The latest challenge to my distilled prayer project is figuring out what role Aethelwald’s psalter in the Book of Cerne should take in the project. This has a lot to do with identifying Aethelwald and coming up with a rough date for the psalter.

The Book of Cerne is dated roughly contemporary with a Bishop Aethelwald of Lichfield (818-830). There is a good possibility that it was compiled either for him or in honor of him. However, like just about everything else in the Book of Cerne, the breviate psalter of Aethelwald the bishop shows clear signs of transmission. I picked up Kuyper’s edition of the Book of Cerne last week and I’m beginning to compare this psalter with Bede. One very obvious thing has jumped out… Aethelwald’s psalter is a patchy beast – only 96 psalms are represented.

The following vulgate psalms are missing from the breviate psalter in Cerne (based on Kuyper’s assignment of the psalms):

11, 13, 14, 19, 20, 23, 41, 42, 49, 52, 57, 61, 66, 73, 74, 75, 77, 79, 80, 81, 82, 86, 90, 91, 95, 96, 97, 98, 99, 100, 104, 107, 109, 116, 118, 119, 120, 121, 122, 123, 124, 125, 126, 127, 128, 129, 130, 131, 132, 133, 134, 135, 136, 143, 147, 150
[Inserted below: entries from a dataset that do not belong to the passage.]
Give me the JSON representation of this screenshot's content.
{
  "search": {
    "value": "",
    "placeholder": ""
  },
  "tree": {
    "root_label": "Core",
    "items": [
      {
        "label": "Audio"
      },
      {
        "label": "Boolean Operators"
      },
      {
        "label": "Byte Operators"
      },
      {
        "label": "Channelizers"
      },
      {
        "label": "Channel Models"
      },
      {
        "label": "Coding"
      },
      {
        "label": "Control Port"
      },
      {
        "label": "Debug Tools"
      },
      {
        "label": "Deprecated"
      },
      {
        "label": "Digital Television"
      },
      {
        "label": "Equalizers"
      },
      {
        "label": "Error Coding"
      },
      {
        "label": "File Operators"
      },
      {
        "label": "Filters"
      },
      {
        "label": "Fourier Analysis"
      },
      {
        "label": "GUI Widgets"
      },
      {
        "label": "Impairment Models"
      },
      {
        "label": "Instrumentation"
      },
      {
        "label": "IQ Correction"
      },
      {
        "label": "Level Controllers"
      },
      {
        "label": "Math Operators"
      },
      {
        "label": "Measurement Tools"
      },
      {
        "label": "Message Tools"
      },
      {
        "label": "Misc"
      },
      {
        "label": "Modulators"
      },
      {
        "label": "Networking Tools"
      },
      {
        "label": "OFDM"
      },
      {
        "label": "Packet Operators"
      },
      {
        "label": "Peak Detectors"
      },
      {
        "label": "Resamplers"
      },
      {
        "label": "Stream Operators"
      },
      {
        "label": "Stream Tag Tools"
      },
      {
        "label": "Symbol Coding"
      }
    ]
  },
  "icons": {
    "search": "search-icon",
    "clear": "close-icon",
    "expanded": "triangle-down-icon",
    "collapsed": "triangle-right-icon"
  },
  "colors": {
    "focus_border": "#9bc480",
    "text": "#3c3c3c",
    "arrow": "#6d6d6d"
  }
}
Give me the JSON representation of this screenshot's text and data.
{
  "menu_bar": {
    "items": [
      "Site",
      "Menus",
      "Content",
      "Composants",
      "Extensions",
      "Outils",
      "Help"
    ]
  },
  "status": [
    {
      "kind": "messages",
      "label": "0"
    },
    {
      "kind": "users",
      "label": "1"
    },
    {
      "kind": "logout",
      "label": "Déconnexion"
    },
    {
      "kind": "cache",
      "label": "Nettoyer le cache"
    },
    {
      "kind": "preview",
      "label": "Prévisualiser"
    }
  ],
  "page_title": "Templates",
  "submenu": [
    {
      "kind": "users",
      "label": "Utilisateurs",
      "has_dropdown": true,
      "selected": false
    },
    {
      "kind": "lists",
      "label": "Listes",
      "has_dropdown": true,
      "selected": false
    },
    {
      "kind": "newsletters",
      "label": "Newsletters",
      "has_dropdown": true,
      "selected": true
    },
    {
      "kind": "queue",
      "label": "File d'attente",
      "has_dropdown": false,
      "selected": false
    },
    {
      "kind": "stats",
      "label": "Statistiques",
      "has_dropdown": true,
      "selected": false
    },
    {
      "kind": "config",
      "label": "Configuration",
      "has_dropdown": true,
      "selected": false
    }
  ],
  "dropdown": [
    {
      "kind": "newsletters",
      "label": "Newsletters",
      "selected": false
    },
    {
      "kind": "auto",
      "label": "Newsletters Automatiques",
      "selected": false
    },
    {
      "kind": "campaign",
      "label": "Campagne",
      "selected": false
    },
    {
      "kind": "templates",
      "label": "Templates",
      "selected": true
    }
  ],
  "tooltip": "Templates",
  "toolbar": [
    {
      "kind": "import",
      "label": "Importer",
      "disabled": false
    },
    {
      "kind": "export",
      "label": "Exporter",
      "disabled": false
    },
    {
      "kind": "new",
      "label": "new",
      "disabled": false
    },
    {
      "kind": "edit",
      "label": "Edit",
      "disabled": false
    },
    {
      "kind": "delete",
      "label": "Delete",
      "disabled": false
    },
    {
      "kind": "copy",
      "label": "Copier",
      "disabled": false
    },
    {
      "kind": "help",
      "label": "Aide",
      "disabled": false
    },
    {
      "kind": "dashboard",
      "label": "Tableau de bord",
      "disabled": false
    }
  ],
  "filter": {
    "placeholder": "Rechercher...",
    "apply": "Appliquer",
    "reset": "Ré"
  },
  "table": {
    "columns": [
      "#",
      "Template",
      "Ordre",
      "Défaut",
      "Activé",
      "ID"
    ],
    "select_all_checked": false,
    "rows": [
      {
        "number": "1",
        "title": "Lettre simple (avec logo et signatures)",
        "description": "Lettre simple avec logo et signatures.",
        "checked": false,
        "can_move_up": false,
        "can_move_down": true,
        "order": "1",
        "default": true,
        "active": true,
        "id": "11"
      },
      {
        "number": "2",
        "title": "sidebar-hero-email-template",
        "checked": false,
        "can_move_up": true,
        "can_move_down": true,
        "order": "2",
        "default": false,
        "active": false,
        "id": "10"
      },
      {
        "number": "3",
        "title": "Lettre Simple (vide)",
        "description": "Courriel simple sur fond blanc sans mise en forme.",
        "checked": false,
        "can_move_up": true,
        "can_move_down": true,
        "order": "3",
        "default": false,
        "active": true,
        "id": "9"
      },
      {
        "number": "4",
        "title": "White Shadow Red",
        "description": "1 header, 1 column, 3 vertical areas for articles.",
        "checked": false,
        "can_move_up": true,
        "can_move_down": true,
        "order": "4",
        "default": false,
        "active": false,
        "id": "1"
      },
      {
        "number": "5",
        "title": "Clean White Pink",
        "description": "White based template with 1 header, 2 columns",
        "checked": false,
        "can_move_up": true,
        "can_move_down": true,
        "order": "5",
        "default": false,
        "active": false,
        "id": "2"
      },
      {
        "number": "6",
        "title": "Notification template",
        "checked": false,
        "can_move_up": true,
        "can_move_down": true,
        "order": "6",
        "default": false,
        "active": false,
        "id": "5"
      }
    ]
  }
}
Michelle Brown and others have noted the longest gap before and have noted that his is a sign of transmission. The gap between inclusion of Ps 117 and Ps 137 flows smoothly in the middle of a page. However when we look at gaps of more than two sequential pslams, other significant holes show up as well. It gets even more curious when David Dumville and Michelle Brown notes that the psalter has been divided into three 50s, Irish style, and this is marked by ornate capitals for psalms 1, 51, and 101. This three-fold division is widely spread in period English psalters. Well, that is all well and good, except for the fact that with the gaps noted above the text is not divided into three 50s at all. In fact not one of the three divisions contains abbreviations of 50 psalms. These may be traditional divisions for the time period, but they have lost their meaning. Michelle Brown takes pains in her book to point out that the tri-fold division is not exclusively Irish but they do seem to have popularized it. Michelle Brown notes that Cerne falls short of the Irish Liber Hymnorum‘ s instruction that breviate psalters should have 365 verses. Cerne has 272 verses. This means that I don’t have to count the distribution of the verses because it is obvious that they can’t be evenly divided into three groups either.
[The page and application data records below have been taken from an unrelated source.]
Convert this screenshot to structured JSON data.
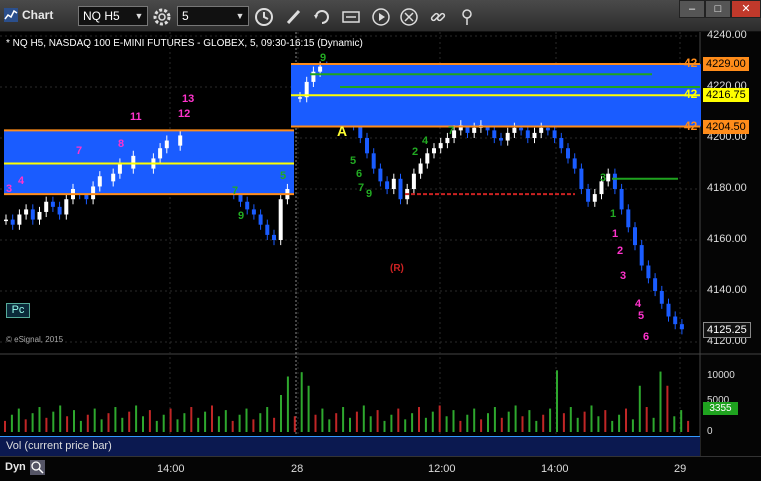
{
  "window": {
    "title": "Chart"
  },
  "toolbar": {
    "symbol": "NQ H5",
    "interval": "5"
  },
  "chart": {
    "header": "* NQ H5, NASDAQ 100 E-MINI FUTURES - GLOBEX, 5, 09:30-16:15 (Dynamic)",
    "copyright": "© eSignal, 2015",
    "pc_label": "Pc",
    "ytick_labels": [
      "4240.00",
      "4220.00",
      "4200.00",
      "4180.00",
      "4160.00",
      "4140.00",
      "4120.00"
    ],
    "price_badges": [
      {
        "label": "4229.00",
        "color": "#ff8c1a"
      },
      {
        "label": "4216.75",
        "color": "#ffff00"
      },
      {
        "label": "4204.50",
        "color": "#ff8c1a"
      },
      {
        "label": "4125.25",
        "color": "#ffffff"
      }
    ],
    "level_tags": [
      {
        "label": "42",
        "color": "#ff8c1a"
      },
      {
        "label": "42",
        "color": "#ffff00"
      },
      {
        "label": "42",
        "color": "#ff8c1a"
      }
    ],
    "annotations": [
      {
        "text": "13",
        "color": "#ff33cc"
      },
      {
        "text": "12",
        "color": "#ff33cc"
      },
      {
        "text": "11",
        "color": "#ff33cc"
      },
      {
        "text": "7",
        "color": "#ff33cc"
      },
      {
        "text": "8",
        "color": "#ff33cc"
      },
      {
        "text": "4",
        "color": "#ff33cc"
      },
      {
        "text": "3",
        "color": "#ff33cc"
      },
      {
        "text": "1",
        "color": "#ff33cc"
      },
      {
        "text": "2",
        "color": "#ff33cc"
      },
      {
        "text": "3",
        "color": "#ff33cc"
      },
      {
        "text": "4",
        "color": "#ff33cc"
      },
      {
        "text": "5",
        "color": "#ff33cc"
      },
      {
        "text": "6",
        "color": "#ff33cc"
      },
      {
        "text": "A",
        "color": "#ffff33"
      },
      {
        "text": "(R)",
        "color": "#cc2222"
      },
      {
        "text": "9",
        "color": "#22aa22"
      },
      {
        "text": "7",
        "color": "#22aa22"
      },
      {
        "text": "5",
        "color": "#22aa22"
      },
      {
        "text": "6",
        "color": "#22aa22"
      },
      {
        "text": "7",
        "color": "#22aa22"
      },
      {
        "text": "9",
        "color": "#22aa22"
      },
      {
        "text": "4",
        "color": "#22aa22"
      },
      {
        "text": "2",
        "color": "#22aa22"
      },
      {
        "text": "1",
        "color": "#22aa22"
      },
      {
        "text": "3",
        "color": "#22aa22"
      },
      {
        "text": "9",
        "color": "#22aa22"
      },
      {
        "text": "5",
        "color": "#22aa22"
      },
      {
        "text": "7",
        "color": "#22aa22"
      }
    ]
  },
  "volume": {
    "label": "Vol (current price bar)",
    "ytick_labels": [
      "10000",
      "5000",
      "0"
    ],
    "current_badge": "3355"
  },
  "xaxis": {
    "ticks": [
      "14:00",
      "28",
      "12:00",
      "14:00",
      "29"
    ]
  },
  "bottom": {
    "dyn_label": "Dyn"
  },
  "colors": {
    "band_blue": "#1a5cff",
    "candle_up": "#ffffff",
    "candle_down": "#1a5cff",
    "vol_up": "#2ea82e",
    "vol_down": "#c02626",
    "orange_level": "#ff8c1a",
    "yellow_level": "#ffff00",
    "green_level": "#1fa31f"
  }
}
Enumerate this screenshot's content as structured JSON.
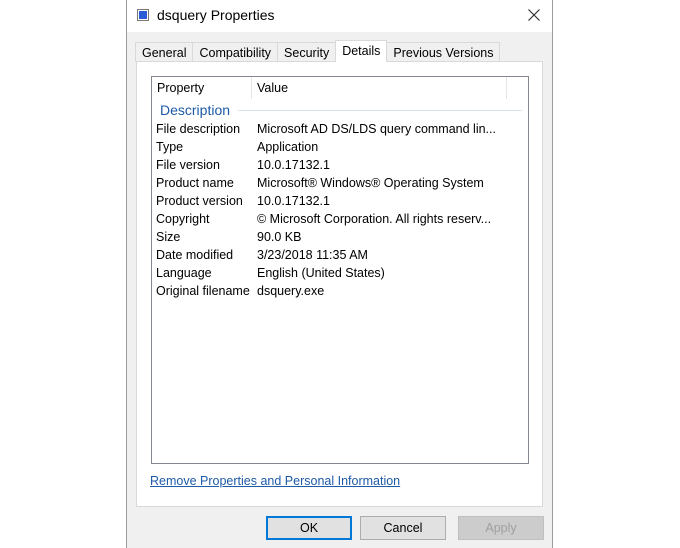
{
  "window": {
    "title": "dsquery Properties"
  },
  "tabs": [
    {
      "label": "General"
    },
    {
      "label": "Compatibility"
    },
    {
      "label": "Security"
    },
    {
      "label": "Details"
    },
    {
      "label": "Previous Versions"
    }
  ],
  "active_tab": "Details",
  "list": {
    "columns": [
      "Property",
      "Value"
    ],
    "group": "Description",
    "rows": [
      {
        "property": "File description",
        "value": "Microsoft AD DS/LDS query command lin..."
      },
      {
        "property": "Type",
        "value": "Application"
      },
      {
        "property": "File version",
        "value": "10.0.17132.1"
      },
      {
        "property": "Product name",
        "value": "Microsoft® Windows® Operating System"
      },
      {
        "property": "Product version",
        "value": "10.0.17132.1"
      },
      {
        "property": "Copyright",
        "value": "© Microsoft Corporation. All rights reserv..."
      },
      {
        "property": "Size",
        "value": "90.0 KB"
      },
      {
        "property": "Date modified",
        "value": "3/23/2018 11:35 AM"
      },
      {
        "property": "Language",
        "value": "English (United States)"
      },
      {
        "property": "Original filename",
        "value": "dsquery.exe"
      }
    ]
  },
  "link": {
    "remove_label": "Remove Properties and Personal Information"
  },
  "buttons": {
    "ok": "OK",
    "cancel": "Cancel",
    "apply": "Apply"
  },
  "colors": {
    "accent": "#0078d7",
    "link": "#1e5aa8",
    "group_header": "#1e5aa8"
  }
}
Michelle Brown noted the possibility that Bishop Aethelwald simply didn’t find anything of interest in the missing psalms, but she notes that is unlikely. I agree; he can’t have intentionally skipped this many and still considered it to be a psalter. I think that it is worth noting that based on a skimming of his edition, it looks like Kuyper is getting 5-6 psalms per page. This means that the 20 psalm gap could be accounted for my missing two folios (front and back). The other gaps can’t be accounted for as easily by missing folios but they could still represent damaged folios or folios where one side had an illustration. This many gaps just says to me that we have transmission – at some point- of a badly damaged book, perhaps recopied to try to salvage it. In the century between Aethelwald of Lichfield and Aethelwald of Lindisfarne there could have been several generations of copies made, so that the artist-scribe of Cerne need not have been using such a damaged copy.

Although Michelle Brown has argued persuasively that the psalter of Aethelwald need not have been by Aethelwald of Lindisfarne on the grounds of linguistics or decoration, the text itself says that it is older than Aethelwald of Lichfield. I find it too hard to believe that the copying of a text by Aethelwald of Lichfield could have become so damaged so quickly, especially if the book was made for the same bishop.

In her Jarrow lecture, Michelle Brown argued that Lindisfarne Gospels was part of Lindisfarne’s effort to prove that they were now fully in the stream of Western/Roman Christianity. Might the same Bishop Aethelwald who had the Lindisfarne Gospels bound and commissioned its cover have also produced a breviate psalter with the Romanrum translation as a further sign of their inclusion into the universal church?

Advertisements

Comments are closed.

Create a free website or blog at WordPress.com.

Up ↑